When I found out that my mother-in-law was coming to visit us, I was so excited! She’s never been this far from Chiapas, and I had given up hope of having her here.
I was excited, but then I got nervous. Not because of normal mother-in-law worries, but because life here is so different than what she’s used to. She wakes up in the morning and crawls out from under the mosquito net that has shredded her bed during the night. It isn’t actually a net, but something thicker–impermeable to good air flow.
To begin to cook breakfast and coffee, my suegra builds a small fire under her comal. A comal is a flat piece of metal that is commonly used to cook tortillas. She feeds the fire with wood, often adjusting where the heat is focused. Coffee (that she grew and ground) is stirred into a pot of water on the comal.
Then she begins the masa–at one time, my suegra would begin to soften dried corn with cal. I just found out yesterday that cal is lye. Yes, the same lye that makes soap… Now she doesn’t make her own masa, but instead buys in cheap from a lady who walks a round selling it. She deftly pats out the tortillas by hand, using a piece of plastic underneath as an aide to turn the tortilla while keeping it from sticking to other things.
If my mother-in-law wants eggs for breakfast, she needs to go find them–but often she keeps an eye out on where the chickens are laying around the yards. A handful of rice thrown on the ground is met by a chorus of pio pio, and the little pollitos scramble to eat before their brothers.
When breakfast is over, my suegra begins her daily chores. She washes one of her several dresses that she switches out throat the week. Other clothes are also washed by hand and hung up to dry. She sweeps–not just inside the concrete floor of the bedroom but the hard packed dirt that covers the area where she cooks and the common area where the family gathers in the yard. Until I visited Chiapas, I would have never guess that you would sweep a dirt floor.
If it happens to be a day when the water gets delivered, my suegra starts to clean out the concrete holding tank that keeps a week’s worth of water. She scrubs the tank to loosen any algae that has grown. As the water arrives, bleach is added as an extra protectant from whatever arrives with it. Victor says the water comes from the hills, and if it is the rainy season it is full of mud.
This water is used for washing dishes, bathing, and flushing the commode. While they have a toilet (sans seat), they don’t have running water–so she carries water from their water tank to the “bathroom.” It is also used for washing laundry, mopping, and brushing your teeth. When it is time to shower, a large five gallon bucket is filled with cold water, and a smaller scoop is used to dump the water on your body.
Luckily, it was evident that my worries were for nothing. The baby has quickly taken to her abuelita, and they are the best of friends.
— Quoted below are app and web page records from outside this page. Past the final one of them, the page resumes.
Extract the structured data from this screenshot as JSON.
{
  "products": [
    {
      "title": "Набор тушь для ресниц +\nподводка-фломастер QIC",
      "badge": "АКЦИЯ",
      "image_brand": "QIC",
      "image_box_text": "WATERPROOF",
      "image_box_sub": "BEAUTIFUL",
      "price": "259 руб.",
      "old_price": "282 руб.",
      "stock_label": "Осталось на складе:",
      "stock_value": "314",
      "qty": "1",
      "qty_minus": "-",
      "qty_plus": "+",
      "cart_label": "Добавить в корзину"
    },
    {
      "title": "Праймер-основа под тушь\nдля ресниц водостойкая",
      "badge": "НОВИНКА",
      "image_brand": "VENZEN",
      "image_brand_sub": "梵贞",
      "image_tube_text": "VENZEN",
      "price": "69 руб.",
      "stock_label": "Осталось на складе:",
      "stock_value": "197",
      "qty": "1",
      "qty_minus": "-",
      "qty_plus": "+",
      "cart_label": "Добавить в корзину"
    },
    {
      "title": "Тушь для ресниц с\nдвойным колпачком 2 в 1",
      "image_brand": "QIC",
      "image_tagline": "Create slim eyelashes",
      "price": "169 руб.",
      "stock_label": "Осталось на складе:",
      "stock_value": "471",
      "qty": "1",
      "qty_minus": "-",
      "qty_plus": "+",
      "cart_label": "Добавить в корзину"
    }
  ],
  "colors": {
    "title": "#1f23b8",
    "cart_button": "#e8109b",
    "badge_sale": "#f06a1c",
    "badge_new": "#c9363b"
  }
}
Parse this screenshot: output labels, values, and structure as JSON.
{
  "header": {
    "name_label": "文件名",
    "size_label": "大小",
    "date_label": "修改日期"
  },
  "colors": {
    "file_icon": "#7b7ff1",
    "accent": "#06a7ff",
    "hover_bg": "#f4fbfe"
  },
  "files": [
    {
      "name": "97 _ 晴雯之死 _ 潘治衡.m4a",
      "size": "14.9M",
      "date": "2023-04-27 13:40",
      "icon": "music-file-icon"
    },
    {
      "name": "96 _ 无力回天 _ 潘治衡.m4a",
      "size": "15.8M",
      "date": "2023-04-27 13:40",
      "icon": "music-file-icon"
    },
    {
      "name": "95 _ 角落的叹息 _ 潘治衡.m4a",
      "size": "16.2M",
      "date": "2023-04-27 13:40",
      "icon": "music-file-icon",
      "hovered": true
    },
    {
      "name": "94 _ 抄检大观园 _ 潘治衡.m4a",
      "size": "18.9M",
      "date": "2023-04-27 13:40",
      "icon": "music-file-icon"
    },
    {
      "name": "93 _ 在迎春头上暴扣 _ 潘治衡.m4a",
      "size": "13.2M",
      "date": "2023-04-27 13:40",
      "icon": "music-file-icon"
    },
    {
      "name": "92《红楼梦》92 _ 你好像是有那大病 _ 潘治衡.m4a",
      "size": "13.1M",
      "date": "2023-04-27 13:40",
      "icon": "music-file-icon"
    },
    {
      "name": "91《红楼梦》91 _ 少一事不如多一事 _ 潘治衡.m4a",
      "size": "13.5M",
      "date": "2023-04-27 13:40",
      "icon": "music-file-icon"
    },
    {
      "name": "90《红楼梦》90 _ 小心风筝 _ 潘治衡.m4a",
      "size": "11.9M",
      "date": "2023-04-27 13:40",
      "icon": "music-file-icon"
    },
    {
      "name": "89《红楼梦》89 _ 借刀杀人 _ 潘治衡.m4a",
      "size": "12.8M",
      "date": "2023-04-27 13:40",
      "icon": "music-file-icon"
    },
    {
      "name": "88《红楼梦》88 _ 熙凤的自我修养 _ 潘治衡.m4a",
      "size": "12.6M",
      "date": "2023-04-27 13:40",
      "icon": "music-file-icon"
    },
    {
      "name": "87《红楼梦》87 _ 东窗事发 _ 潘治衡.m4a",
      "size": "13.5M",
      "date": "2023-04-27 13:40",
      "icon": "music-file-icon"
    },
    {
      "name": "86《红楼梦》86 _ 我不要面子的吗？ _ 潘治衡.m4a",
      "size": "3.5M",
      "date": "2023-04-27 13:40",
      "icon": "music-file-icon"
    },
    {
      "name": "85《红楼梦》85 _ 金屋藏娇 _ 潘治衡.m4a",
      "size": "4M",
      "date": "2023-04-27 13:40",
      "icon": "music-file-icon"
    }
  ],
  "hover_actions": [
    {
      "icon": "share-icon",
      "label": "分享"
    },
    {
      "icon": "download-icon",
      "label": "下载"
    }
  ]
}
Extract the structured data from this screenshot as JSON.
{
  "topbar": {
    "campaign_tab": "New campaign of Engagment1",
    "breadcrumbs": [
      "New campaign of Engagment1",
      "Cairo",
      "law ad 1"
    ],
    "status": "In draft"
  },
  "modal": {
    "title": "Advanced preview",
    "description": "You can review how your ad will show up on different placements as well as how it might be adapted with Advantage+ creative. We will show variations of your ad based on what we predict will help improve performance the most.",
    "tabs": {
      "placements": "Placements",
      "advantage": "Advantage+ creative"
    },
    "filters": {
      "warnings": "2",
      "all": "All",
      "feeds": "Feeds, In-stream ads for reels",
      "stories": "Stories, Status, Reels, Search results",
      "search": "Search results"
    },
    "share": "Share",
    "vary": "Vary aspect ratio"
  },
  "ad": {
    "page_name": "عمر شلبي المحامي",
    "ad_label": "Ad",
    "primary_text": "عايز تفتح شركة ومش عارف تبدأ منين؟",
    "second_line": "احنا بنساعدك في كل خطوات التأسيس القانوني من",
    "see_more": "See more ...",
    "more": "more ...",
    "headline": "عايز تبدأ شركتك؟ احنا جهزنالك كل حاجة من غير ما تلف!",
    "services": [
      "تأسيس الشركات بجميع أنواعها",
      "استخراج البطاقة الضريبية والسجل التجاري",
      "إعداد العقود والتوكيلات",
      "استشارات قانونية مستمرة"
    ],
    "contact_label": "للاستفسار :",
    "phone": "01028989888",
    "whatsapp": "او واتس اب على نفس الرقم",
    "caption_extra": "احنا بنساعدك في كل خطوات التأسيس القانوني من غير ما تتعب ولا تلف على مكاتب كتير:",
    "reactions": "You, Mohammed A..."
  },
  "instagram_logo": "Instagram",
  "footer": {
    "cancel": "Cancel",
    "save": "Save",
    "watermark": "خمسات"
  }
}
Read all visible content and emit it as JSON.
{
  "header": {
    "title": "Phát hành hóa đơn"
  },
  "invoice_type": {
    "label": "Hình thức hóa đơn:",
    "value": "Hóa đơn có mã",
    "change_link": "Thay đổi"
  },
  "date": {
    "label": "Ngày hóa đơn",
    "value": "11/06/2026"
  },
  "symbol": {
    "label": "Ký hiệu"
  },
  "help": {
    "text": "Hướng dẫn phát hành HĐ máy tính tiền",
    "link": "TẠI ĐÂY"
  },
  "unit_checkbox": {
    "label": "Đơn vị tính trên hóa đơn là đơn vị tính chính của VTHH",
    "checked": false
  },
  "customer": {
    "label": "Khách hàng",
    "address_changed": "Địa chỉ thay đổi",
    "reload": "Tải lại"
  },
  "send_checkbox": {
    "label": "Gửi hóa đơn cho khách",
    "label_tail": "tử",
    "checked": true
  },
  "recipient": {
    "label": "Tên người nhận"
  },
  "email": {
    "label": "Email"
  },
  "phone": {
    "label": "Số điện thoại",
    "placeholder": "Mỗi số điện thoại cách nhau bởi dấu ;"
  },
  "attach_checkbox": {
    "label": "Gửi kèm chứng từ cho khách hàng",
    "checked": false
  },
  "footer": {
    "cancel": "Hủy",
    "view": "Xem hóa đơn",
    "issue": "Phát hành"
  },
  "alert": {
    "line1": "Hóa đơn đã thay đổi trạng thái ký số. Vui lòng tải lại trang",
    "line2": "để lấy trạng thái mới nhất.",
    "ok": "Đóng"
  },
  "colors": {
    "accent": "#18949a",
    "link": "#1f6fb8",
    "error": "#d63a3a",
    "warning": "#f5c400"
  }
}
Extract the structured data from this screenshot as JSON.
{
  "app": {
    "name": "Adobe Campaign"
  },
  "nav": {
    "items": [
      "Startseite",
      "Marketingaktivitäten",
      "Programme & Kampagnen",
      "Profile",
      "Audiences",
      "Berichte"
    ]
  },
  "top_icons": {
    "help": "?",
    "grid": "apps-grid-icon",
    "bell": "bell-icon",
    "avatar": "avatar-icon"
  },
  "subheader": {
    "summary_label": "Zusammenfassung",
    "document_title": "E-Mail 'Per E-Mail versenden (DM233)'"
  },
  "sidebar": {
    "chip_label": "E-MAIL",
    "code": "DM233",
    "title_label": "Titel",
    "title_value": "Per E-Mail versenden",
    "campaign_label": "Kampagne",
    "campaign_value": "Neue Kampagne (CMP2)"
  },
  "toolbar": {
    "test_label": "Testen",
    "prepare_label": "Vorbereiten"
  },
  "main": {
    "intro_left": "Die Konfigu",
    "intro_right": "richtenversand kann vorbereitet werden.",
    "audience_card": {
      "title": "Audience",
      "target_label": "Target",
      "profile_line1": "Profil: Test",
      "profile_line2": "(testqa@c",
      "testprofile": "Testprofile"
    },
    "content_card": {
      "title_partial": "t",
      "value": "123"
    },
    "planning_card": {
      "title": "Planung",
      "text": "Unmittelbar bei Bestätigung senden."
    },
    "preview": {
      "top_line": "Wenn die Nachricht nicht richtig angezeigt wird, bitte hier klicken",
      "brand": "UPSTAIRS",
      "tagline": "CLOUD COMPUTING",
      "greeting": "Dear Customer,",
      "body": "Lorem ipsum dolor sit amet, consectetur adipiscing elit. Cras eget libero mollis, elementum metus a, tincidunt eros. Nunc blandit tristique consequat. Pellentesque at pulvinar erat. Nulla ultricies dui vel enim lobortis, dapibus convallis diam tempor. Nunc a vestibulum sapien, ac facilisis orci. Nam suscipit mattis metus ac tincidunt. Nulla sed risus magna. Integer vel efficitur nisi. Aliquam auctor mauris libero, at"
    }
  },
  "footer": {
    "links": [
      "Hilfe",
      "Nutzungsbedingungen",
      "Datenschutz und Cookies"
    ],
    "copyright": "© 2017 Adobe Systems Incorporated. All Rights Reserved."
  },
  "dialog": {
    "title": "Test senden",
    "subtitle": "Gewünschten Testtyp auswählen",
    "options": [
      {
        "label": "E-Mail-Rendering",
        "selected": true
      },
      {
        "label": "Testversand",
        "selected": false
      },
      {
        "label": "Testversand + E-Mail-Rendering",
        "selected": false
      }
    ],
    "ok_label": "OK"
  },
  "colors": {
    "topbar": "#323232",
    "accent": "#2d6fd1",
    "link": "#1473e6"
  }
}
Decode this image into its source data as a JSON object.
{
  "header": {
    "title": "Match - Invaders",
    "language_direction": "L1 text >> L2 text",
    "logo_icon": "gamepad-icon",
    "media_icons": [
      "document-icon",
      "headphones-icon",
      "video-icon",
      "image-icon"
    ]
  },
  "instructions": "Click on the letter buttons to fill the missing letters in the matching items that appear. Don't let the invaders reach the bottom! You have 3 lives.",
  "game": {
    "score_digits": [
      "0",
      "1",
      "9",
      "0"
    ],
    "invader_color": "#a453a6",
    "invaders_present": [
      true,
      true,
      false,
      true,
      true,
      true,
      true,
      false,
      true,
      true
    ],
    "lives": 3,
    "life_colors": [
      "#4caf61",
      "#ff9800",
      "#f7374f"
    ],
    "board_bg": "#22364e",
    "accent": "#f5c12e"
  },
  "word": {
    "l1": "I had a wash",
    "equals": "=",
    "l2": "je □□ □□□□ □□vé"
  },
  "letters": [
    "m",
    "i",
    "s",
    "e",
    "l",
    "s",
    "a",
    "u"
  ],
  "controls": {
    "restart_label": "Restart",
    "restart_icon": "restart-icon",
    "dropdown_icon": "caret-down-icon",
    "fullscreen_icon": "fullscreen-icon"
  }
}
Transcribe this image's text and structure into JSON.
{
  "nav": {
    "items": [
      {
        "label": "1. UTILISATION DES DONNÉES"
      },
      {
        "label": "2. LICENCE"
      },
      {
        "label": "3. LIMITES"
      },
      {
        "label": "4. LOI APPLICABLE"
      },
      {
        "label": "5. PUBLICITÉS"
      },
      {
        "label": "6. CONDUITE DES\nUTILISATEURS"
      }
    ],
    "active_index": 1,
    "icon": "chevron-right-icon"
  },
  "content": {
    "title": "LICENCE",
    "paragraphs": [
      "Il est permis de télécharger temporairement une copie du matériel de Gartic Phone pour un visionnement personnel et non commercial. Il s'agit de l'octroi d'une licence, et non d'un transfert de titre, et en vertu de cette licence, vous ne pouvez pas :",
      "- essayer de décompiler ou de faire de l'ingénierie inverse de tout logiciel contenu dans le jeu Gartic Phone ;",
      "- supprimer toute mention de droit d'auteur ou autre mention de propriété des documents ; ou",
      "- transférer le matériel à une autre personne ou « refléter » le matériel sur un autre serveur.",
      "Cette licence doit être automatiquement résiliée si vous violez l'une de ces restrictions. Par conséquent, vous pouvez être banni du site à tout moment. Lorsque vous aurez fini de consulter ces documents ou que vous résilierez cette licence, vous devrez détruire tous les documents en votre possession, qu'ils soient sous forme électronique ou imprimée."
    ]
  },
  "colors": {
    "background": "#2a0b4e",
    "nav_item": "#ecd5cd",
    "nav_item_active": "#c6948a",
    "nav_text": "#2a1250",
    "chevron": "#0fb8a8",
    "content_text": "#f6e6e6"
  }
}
Abuelita does make her were her shoes all the time, as she worries the “cold” tile will make Ale sick. She cooks for Ale rice with veggies, tortillas, and beans–and changes her cloth diapers throughout the day.
She’s learned to operate the shower and the hot water. She carries her sweater to warm her up, because our swamp cooler makes her cold. And she keeps busy straightening up, watching Ale, and cooking.
The hardest thing for my suegra to see here was the money we spend when we eat out at a restaurant–something we do too often. Well, something we used to do too often… Now, who wants to eat out when you have a little chiapanecan cooking yummy salsas and fresh tortillas everyday?